__Exercise objective__: Each record must be repeated exactly. None may be dropped.

=======

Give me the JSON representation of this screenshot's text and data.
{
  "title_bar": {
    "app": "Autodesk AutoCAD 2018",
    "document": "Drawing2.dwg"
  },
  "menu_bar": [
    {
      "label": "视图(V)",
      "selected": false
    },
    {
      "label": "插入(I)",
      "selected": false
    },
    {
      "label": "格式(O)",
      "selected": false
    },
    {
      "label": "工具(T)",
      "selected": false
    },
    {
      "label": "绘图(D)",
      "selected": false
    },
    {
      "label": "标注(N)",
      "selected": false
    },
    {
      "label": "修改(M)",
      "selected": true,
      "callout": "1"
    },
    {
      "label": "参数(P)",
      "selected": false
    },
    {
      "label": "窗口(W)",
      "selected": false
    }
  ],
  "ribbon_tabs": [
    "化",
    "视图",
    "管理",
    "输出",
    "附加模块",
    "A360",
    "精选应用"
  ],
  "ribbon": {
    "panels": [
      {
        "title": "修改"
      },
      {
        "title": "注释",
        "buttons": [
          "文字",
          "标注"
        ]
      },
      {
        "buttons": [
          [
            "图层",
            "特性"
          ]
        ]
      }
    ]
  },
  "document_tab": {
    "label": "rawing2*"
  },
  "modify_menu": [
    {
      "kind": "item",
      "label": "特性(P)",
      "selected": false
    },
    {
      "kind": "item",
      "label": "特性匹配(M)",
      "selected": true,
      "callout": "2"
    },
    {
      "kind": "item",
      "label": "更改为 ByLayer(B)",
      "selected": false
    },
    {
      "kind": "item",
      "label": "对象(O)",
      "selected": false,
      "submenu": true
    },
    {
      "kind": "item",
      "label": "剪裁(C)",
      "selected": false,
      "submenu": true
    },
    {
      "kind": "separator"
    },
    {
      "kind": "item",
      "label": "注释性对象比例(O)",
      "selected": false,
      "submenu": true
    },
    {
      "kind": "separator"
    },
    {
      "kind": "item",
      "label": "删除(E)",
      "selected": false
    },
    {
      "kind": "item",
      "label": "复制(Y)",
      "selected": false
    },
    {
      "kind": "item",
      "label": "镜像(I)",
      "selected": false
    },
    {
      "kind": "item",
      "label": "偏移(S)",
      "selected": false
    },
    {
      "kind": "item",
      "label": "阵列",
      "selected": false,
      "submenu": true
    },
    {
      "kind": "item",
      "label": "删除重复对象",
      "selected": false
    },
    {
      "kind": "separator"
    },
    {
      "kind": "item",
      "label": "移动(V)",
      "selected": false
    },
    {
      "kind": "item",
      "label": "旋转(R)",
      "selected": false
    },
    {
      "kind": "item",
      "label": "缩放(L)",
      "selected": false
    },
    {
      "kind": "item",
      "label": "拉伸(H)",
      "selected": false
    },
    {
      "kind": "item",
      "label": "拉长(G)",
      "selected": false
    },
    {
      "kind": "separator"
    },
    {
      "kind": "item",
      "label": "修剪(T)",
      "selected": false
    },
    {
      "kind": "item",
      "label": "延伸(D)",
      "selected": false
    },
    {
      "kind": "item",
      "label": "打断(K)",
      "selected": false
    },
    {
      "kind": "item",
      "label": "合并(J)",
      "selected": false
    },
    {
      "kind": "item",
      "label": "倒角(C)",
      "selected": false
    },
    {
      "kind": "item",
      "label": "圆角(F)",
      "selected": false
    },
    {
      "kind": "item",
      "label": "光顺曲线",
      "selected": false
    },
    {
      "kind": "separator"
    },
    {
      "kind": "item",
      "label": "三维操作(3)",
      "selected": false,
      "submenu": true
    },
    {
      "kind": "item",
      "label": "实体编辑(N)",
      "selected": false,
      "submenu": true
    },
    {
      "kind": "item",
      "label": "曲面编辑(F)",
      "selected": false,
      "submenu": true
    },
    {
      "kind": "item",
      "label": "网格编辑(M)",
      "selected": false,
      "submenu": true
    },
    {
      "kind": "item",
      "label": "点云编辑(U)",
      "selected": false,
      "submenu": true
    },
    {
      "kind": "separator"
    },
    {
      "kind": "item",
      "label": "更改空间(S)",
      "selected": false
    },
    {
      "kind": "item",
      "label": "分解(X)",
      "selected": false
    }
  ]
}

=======

__Finished task__:
Give me the JSON representation of this screenshot's text and data.
{
  "title_bar": {
    "app": "Autodesk AutoCAD 2018",
    "document": "Drawing2.dwg"
  },
  "menu_bar": [
    {
      "label": "视图(V)",
      "selected": false
    },
    {
      "label": "插入(I)",
      "selected": false
    },
    {
      "label": "格式(O)",
      "selected": false
    },
    {
      "label": "工具(T)",
      "selected": false
    },
    {
      "label": "绘图(D)",
      "selected": false
    },
    {
      "label": "标注(N)",
      "selected": false
    },
    {
      "label": "修改(M)",
      "selected": true,
      "callout": "1"
    },
    {
      "label": "参数(P)",
      "selected": false
    },
    {
      "label": "窗口(W)",
      "selected": false
    }
  ],
  "ribbon_tabs": [
    "化",
    "视图",
    "管理",
    "输出",
    "附加模块",
    "A360",
    "精选应用"
  ],
  "ribbon": {
    "panels": [
      {
        "title": "修改"
      },
      {
        "title": "注释",
        "buttons": [
          "文字",
          "标注"
        ]
      },
      {
        "buttons": [
          [
            "图层",
            "特性"
          ]
        ]
      }
    ]
  },
  "document_tab": {
    "label": "rawing2*"
  },
  "modify_menu": [
    {
      "kind": "item",
      "label": "特性(P)",
      "selected": false
    },
    {
      "kind": "item",
      "label": "特性匹配(M)",
      "selected": true,
      "callout": "2"
    },
    {
      "kind": "item",
      "label": "更改为 ByLayer(B)",
      "selected": false
    },
    {
      "kind": "item",
      "label": "对象(O)",
      "selected": false,
      "submenu": true
    },
    {
      "kind": "item",
      "label": "剪裁(C)",
      "selected": false,
      "submenu": true
    },
    {
      "kind": "separator"
    },
    {
      "kind": "item",
      "label": "注释性对象比例(O)",
      "selected": false,
      "submenu": true
    },
    {
      "kind": "separator"
    },
    {
      "kind": "item",
      "label": "删除(E)",
      "selected": false
    },
    {
      "kind": "item",
      "label": "复制(Y)",
      "selected": false
    },
    {
      "kind": "item",
      "label": "镜像(I)",
      "selected": false
    },
    {
      "kind": "item",
      "label": "偏移(S)",
      "selected": false
    },
    {
      "kind": "item",
      "label": "阵列",
      "selected": false,
      "submenu": true
    },
    {
      "kind": "item",
      "label": "删除重复对象",
      "selected": false
    },
    {
      "kind": "separator"
    },
    {
      "kind": "item",
      "label": "移动(V)",
      "selected": false
    },
    {
      "kind": "item",
      "label": "旋转(R)",
      "selected": false
    },
    {
      "kind": "item",
      "label": "缩放(L)",
      "selected": false
    },
    {
      "kind": "item",
      "label": "拉伸(H)",
      "selected": false
    },
    {
      "kind": "item",
      "label": "拉长(G)",
      "selected": false
    },
    {
      "kind": "separator"
    },
    {
      "kind": "item",
      "label": "修剪(T)",
      "selected": false
    },
    {
      "kind": "item",
      "label": "延伸(D)",
      "selected": false
    },
    {
      "kind": "item",
      "label": "打断(K)",
      "selected": false
    },
    {
      "kind": "item",
      "label": "合并(J)",
      "selected": false
    },
    {
      "kind": "item",
      "label": "倒角(C)",
      "selected": false
    },
    {
      "kind": "item",
      "label": "圆角(F)",
      "selected": false
    },
    {
      "kind": "item",
      "label": "光顺曲线",
      "selected": false
    },
    {
      "kind": "separator"
    },
    {
      "kind": "item",
      "label": "三维操作(3)",
      "selected": false,
      "submenu": true
    },
    {
      "kind": "item",
      "label": "实体编辑(N)",
      "selected": false,
      "submenu": true
    },
    {
      "kind": "item",
      "label": "曲面编辑(F)",
      "selected": false,
      "submenu": true
    },
    {
      "kind": "item",
      "label": "网格编辑(M)",
      "selected": false,
      "submenu": true
    },
    {
      "kind": "item",
      "label": "点云编辑(U)",
      "selected": false,
      "submenu": true
    },
    {
      "kind": "separator"
    },
    {
      "kind": "item",
      "label": "更改空间(S)",
      "selected": false
    },
    {
      "kind": "item",
      "label": "分解(X)",
      "selected": false
    }
  ]
}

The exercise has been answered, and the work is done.